My sprouting calabrese broccoli is on the verge of harvest. This being my first time growing this veggie, I'm pleased with how hardy and frost resistant it has proven to be. After I harvest the center shoot, I will continue to care for the rest of the plant and hope that they will then produce side shoots.
The broccoli forest.
Over the last week there have been quite a few nights in the mid 30's. Happily my Stupice tomatoes have fared well, but my work-horse cherry tomatoes from the middle of the summer bit the dust. I harvested all of the tomatoes and have read that many of the green ones will still ripen up. It was amazing how many tomatoes two bushes were still cranking out in December. I just have them out on the counter hoping to see red!
The following photos consist of a few harvests over the past 2 weeks.
Mommy's little helper.
Sugar snap peas, a few beets, Stupice tomatoes and one red cored chantenay carrot.
More backyard bounty showcased in my new birthday Le Creuset pan.
A note about seeds:
A true blessing of southern California weather is the ability to have a year-round vegetable garden and even direct-sow seeds in the middle of December. Today I planted more seeds as other crops have finished up. I planted more broccoli, yellow and red beets and lettuce. I subscribe to the idea of successive planting:
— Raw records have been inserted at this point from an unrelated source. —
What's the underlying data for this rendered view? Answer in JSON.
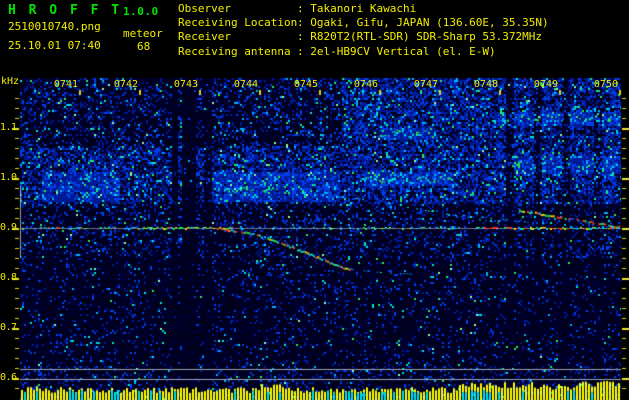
{
  "header": {
    "app_title": "H R O F F T",
    "app_version": "1.0.0",
    "file_name": "2510010740.png",
    "mode": "meteor",
    "timestamp": "25.10.01 07:40",
    "event_count": "68",
    "station": {
      "rows": [
        {
          "label": "Observer",
          "value": "Takanori Kawachi"
        },
        {
          "label": "Receiving Location",
          "value": "Ogaki, Gifu, JAPAN (136.60E, 35.35N)"
        },
        {
          "label": "Receiver",
          "value": "R820T2(RTL-SDR) SDR-Sharp 53.372MHz"
        },
        {
          "label": "Receiving antenna",
          "value": "2el-HB9CV Vertical (el. E-W)"
        }
      ]
    },
    "colors": {
      "title": "#00e400",
      "text": "#f2ee00"
    }
  },
  "chart_data": {
    "type": "heatmap",
    "subtype": "radio-meteor-spectrogram",
    "x_axis": {
      "labels": [
        "0741",
        "0742",
        "0743",
        "0744",
        "0745",
        "0746",
        "0747",
        "0748",
        "0749",
        "0750"
      ],
      "start": "0740",
      "end": "0750",
      "minutes_span": 10
    },
    "y_axis": {
      "unit": "kHz",
      "ticks": [
        {
          "label": "1.1",
          "khz": 1.1
        },
        {
          "label": "1.0",
          "khz": 1.0
        },
        {
          "label": "0.9",
          "khz": 0.9
        },
        {
          "label": "0.8",
          "khz": 0.8
        },
        {
          "label": "0.7",
          "khz": 0.7
        },
        {
          "label": "0.6",
          "khz": 0.6
        }
      ],
      "minor_step_khz": 0.02,
      "top_khz": 1.2,
      "bottom_khz": 0.556
    },
    "carrier": {
      "khz": 0.9,
      "segments": [
        {
          "m": [
            0.33,
            2.05
          ],
          "density": 0.5,
          "palette": [
            "cyan",
            "cyan",
            "green",
            "green",
            "red"
          ]
        },
        {
          "m": [
            2.05,
            3.55
          ],
          "density": 0.95,
          "palette": [
            "green",
            "green",
            "yellow",
            "red",
            "red",
            "cyan"
          ]
        },
        {
          "m": [
            3.55,
            5.15
          ],
          "density": 0.25,
          "palette": [
            "cyan",
            "green"
          ]
        },
        {
          "m": [
            5.15,
            6.9
          ],
          "density": 0.6,
          "palette": [
            "green",
            "cyan",
            "green",
            "yellow"
          ]
        },
        {
          "m": [
            6.9,
            7.6
          ],
          "density": 0.35,
          "palette": [
            "cyan",
            "green"
          ]
        },
        {
          "m": [
            7.6,
            10.0
          ],
          "density": 0.9,
          "palette": [
            "red",
            "red",
            "green",
            "yellow",
            "cyan"
          ]
        }
      ]
    },
    "meteor_echo": {
      "points_min_khz": [
        [
          3.37,
          0.9
        ],
        [
          3.67,
          0.894
        ],
        [
          3.93,
          0.888
        ],
        [
          4.2,
          0.878
        ],
        [
          4.47,
          0.866
        ],
        [
          4.73,
          0.854
        ],
        [
          4.97,
          0.842
        ],
        [
          5.2,
          0.83
        ],
        [
          5.4,
          0.822
        ],
        [
          5.53,
          0.818
        ]
      ],
      "tail_min_khz": [
        [
          5.53,
          0.818
        ],
        [
          5.67,
          0.816
        ],
        [
          6.0,
          0.812
        ],
        [
          6.33,
          0.81
        ],
        [
          6.67,
          0.808
        ]
      ]
    },
    "aircraft_traces": [
      {
        "from": [
          5.5,
          0.962
        ],
        "to": [
          8.0,
          0.91
        ],
        "bright": false
      },
      {
        "from": [
          7.38,
          0.926
        ],
        "to": [
          8.5,
          0.912
        ],
        "bright": false
      },
      {
        "from": [
          8.3,
          0.937
        ],
        "to": [
          10.02,
          0.903
        ],
        "bright": true
      }
    ],
    "wavy_bands": [
      {
        "m": [
          7.95,
          10.0
        ],
        "khz": 1.122
      },
      {
        "m": [
          6.0,
          6.87
        ],
        "khz": 1.09
      },
      {
        "m": [
          8.2,
          10.0
        ],
        "khz": 1.027
      },
      {
        "m": [
          5.72,
          7.2
        ],
        "khz": 0.997
      },
      {
        "m": [
          3.3,
          4.3
        ],
        "khz": 0.975
      }
    ],
    "noise_regions": [
      {
        "m": [
          0,
          10
        ],
        "khz": [
          0.55,
          1.2
        ],
        "level": 0.31
      },
      {
        "m": [
          0,
          10
        ],
        "khz": [
          0.55,
          0.842
        ],
        "level": 0.24
      },
      {
        "m": [
          0,
          10
        ],
        "khz": [
          0.842,
          0.952
        ],
        "level": 0.33
      },
      {
        "m": [
          0,
          5.35
        ],
        "khz": [
          0.952,
          1.065
        ],
        "level": 0.55
      },
      {
        "m": [
          0,
          5.35
        ],
        "khz": [
          1.065,
          1.2
        ],
        "level": 0.37
      },
      {
        "m": [
          5.35,
          10
        ],
        "khz": [
          0.952,
          1.2
        ],
        "level": 0.58
      },
      {
        "m": [
          0,
          10
        ],
        "khz": [
          0.55,
          0.625
        ],
        "level": 0.3
      }
    ],
    "noise_clusters": [
      {
        "m": [
          0.35,
          1.65
        ],
        "khz": [
          0.955,
          1.012
        ],
        "boost": 0.17
      },
      {
        "m": [
          3.2,
          5.3
        ],
        "khz": [
          0.955,
          1.015
        ],
        "boost": 0.17
      },
      {
        "m": [
          5.72,
          7.2
        ],
        "khz": [
          0.985,
          1.012
        ],
        "boost": 0.17
      },
      {
        "m": [
          6.0,
          6.9
        ],
        "khz": [
          1.078,
          1.103
        ],
        "boost": 0.17
      },
      {
        "m": [
          7.9,
          10.0
        ],
        "khz": [
          1.108,
          1.135
        ],
        "boost": 0.17
      },
      {
        "m": [
          8.2,
          10.0
        ],
        "khz": [
          1.012,
          1.045
        ],
        "boost": 0.17
      }
    ],
    "interference_gaps": [
      {
        "m": [
          2.53,
          2.63
        ],
        "factor": 0.18
      },
      {
        "m": [
          2.68,
          2.93
        ],
        "factor": 0.22
      },
      {
        "m": [
          3.05,
          3.18
        ],
        "factor": 0.5
      },
      {
        "m": [
          8.08,
          8.2
        ],
        "factor": 0.6
      },
      {
        "m": [
          8.56,
          8.68
        ],
        "factor": 0.6
      },
      {
        "m": [
          9.02,
          9.14
        ],
        "factor": 0.6
      },
      {
        "m": [
          9.56,
          9.68
        ],
        "factor": 0.65
      }
    ],
    "detection_window": {
      "khz": [
        0.84,
        0.984
      ]
    },
    "meter": {
      "ref_khz": [
        0.618,
        0.598
      ],
      "bar_color": "#ffff00",
      "alt_color": "#00e4e4",
      "profile": [
        {
          "m": [
            0,
            4.0
          ],
          "h": 10
        },
        {
          "m": [
            4.0,
            4.45
          ],
          "h": 13
        },
        {
          "m": [
            4.45,
            7.3
          ],
          "h": 10
        },
        {
          "m": [
            7.3,
            8.6
          ],
          "h": 15
        },
        {
          "m": [
            8.6,
            9.3
          ],
          "h": 13
        },
        {
          "m": [
            9.3,
            10.0
          ],
          "h": 16
        }
      ],
      "cyan_prob": [
        {
          "m": [
            0,
            5.2
          ],
          "p": 0.2
        },
        {
          "m": [
            5.2,
            8.0
          ],
          "p": 0.45
        },
        {
          "m": [
            8.0,
            10
          ],
          "p": 0.08
        }
      ]
    },
    "palette": {
      "red": "#ff3a14",
      "yellow": "#ffd800",
      "green": "#2de25a",
      "cyan": "#00d0ff",
      "blue": "#0040e6",
      "dark_blue": "#001a96",
      "tick": "#ddd51c",
      "gray_line": "#9aa4aa"
    }
  }
}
Same Vegetable, Staggered Plantings: Space out plantings of the same crop every 2-4 weeks. Many vegetables fade after producing their initial crop, setting a heavy crop initially. Rather than planting your entire row all at once and having feast or famine, you can plant part of the row at the beginning of the season and then plant more in about 2-4 weeks. A new crop will be continually coming in.